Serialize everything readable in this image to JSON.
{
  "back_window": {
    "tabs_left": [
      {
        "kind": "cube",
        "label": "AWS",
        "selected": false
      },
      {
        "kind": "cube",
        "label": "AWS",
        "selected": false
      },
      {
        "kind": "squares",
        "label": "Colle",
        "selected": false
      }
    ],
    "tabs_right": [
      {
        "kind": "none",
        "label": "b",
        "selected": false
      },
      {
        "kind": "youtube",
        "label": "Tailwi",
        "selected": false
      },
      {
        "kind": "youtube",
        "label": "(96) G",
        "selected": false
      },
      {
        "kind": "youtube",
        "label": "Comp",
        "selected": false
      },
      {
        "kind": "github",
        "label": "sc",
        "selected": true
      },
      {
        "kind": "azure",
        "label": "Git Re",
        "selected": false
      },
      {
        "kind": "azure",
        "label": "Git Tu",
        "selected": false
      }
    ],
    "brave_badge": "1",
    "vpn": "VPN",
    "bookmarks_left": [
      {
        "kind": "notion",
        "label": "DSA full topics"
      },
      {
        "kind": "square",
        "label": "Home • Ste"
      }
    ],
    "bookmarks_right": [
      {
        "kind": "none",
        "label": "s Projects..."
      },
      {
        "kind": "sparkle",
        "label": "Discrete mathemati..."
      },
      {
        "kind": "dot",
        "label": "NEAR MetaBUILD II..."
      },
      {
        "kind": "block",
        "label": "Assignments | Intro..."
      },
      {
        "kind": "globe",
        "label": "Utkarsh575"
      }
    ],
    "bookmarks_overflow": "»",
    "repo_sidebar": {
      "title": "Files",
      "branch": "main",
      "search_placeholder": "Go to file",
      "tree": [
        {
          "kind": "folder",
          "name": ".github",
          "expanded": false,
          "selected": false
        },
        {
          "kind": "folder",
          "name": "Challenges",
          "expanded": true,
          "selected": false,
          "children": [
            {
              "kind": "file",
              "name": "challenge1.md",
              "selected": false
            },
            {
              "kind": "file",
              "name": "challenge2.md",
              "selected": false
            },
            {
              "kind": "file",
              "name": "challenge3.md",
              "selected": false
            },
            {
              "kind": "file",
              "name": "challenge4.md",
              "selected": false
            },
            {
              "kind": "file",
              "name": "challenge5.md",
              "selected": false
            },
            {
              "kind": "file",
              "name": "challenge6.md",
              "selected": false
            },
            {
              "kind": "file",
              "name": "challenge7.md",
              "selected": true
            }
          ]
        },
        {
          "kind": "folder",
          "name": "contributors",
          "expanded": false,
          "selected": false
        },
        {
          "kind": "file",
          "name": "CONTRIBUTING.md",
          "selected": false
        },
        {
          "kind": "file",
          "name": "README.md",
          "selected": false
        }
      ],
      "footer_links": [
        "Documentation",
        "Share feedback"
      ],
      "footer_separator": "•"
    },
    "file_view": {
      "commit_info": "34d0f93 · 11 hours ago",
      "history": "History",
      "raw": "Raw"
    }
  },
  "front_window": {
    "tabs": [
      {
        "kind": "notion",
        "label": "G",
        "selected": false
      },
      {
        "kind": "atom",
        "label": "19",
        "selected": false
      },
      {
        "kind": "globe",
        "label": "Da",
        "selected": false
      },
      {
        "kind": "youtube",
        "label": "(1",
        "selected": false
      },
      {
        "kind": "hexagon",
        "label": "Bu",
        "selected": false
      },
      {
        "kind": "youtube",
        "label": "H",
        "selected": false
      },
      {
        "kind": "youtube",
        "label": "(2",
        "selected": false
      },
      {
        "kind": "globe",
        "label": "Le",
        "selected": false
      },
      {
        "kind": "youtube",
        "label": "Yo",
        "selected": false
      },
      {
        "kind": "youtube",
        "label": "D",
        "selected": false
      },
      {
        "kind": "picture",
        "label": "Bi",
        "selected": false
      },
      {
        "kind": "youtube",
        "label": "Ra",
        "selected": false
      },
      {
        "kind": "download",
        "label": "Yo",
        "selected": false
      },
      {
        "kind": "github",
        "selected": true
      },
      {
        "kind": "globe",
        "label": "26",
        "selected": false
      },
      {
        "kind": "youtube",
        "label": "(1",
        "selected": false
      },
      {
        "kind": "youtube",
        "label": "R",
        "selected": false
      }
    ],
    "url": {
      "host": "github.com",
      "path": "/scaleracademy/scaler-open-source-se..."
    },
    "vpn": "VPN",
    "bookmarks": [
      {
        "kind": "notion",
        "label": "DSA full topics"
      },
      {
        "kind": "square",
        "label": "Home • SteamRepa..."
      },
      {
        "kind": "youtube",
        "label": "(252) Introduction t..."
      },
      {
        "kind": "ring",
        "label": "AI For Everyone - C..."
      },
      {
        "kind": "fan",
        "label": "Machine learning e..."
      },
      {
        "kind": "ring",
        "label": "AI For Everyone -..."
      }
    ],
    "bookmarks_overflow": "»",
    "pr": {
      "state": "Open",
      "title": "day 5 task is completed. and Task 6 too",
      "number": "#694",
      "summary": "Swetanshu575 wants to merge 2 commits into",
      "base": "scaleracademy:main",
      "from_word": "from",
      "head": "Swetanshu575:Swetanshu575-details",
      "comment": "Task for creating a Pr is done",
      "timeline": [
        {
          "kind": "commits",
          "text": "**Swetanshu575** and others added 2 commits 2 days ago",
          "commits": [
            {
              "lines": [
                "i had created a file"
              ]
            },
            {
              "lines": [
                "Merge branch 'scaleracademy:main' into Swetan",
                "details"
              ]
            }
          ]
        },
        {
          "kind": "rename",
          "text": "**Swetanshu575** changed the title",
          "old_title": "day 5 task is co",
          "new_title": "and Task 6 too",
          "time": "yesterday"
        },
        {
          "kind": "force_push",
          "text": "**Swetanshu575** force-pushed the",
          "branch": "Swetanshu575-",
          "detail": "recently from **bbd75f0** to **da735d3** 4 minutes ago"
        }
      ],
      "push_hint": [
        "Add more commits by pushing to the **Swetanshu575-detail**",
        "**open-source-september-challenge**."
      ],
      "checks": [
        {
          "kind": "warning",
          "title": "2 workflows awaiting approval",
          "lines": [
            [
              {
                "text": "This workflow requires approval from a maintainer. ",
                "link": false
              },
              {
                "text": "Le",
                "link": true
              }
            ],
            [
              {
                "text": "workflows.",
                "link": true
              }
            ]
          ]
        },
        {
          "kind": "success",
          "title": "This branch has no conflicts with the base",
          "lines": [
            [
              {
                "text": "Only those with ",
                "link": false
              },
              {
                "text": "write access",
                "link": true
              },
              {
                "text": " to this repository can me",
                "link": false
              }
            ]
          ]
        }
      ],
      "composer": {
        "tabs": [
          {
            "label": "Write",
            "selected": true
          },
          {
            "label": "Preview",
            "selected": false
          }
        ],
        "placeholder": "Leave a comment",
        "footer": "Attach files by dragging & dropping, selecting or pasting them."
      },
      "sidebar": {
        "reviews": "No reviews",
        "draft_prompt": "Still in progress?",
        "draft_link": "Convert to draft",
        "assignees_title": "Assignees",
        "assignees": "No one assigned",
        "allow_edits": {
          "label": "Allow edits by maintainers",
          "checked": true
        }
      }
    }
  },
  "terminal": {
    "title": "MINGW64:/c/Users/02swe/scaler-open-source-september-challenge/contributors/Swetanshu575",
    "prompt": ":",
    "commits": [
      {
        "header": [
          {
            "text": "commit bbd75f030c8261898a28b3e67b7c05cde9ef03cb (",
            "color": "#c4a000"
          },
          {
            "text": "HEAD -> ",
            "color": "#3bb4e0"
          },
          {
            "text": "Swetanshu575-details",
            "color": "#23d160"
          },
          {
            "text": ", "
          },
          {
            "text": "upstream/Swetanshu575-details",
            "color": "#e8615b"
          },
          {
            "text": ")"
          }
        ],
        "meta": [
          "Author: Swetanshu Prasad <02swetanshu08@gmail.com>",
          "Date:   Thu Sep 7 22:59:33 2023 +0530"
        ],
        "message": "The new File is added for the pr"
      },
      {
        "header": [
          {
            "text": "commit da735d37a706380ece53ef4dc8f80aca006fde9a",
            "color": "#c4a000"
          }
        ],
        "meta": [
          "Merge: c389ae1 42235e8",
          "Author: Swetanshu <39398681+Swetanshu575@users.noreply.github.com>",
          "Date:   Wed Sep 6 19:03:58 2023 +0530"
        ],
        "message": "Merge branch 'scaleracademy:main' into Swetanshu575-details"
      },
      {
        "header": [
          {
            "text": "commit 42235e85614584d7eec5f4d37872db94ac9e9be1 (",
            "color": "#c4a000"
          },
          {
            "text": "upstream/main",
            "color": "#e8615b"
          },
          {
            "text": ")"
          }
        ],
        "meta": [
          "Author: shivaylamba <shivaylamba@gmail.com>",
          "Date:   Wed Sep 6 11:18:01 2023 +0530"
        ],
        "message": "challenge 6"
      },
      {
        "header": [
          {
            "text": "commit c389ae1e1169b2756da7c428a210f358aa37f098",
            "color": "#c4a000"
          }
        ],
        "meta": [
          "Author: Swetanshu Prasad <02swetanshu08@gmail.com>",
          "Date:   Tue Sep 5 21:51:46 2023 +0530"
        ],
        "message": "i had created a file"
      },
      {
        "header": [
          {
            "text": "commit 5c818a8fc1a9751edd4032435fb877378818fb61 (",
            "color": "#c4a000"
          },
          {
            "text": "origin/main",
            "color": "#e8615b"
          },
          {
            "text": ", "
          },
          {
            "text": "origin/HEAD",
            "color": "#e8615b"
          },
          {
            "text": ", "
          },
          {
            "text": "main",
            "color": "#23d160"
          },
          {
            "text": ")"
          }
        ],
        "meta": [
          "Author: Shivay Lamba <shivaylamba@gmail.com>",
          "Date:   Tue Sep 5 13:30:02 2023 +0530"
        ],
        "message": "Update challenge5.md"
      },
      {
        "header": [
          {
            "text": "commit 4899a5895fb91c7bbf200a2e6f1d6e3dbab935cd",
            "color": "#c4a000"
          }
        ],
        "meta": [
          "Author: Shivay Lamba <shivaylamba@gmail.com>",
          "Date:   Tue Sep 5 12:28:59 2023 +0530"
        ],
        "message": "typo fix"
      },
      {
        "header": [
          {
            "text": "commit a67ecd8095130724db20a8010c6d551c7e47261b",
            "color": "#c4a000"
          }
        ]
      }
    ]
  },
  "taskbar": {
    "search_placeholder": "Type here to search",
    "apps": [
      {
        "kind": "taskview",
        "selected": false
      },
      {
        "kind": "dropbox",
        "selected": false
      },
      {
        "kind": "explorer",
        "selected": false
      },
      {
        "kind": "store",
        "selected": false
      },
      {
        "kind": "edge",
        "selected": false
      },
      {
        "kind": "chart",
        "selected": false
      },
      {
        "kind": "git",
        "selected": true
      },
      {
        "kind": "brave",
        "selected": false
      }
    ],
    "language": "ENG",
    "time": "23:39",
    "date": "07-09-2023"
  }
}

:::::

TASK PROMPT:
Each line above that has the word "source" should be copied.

WRITTEN REPLY:
      "path": "/scaleracademy/scaler-open-source-se..."
        "**open-source-september-challenge**."
    "title": "MINGW64:/c/Users/02swe/scaler-open-source-september-challenge/contributors/Swetanshu575",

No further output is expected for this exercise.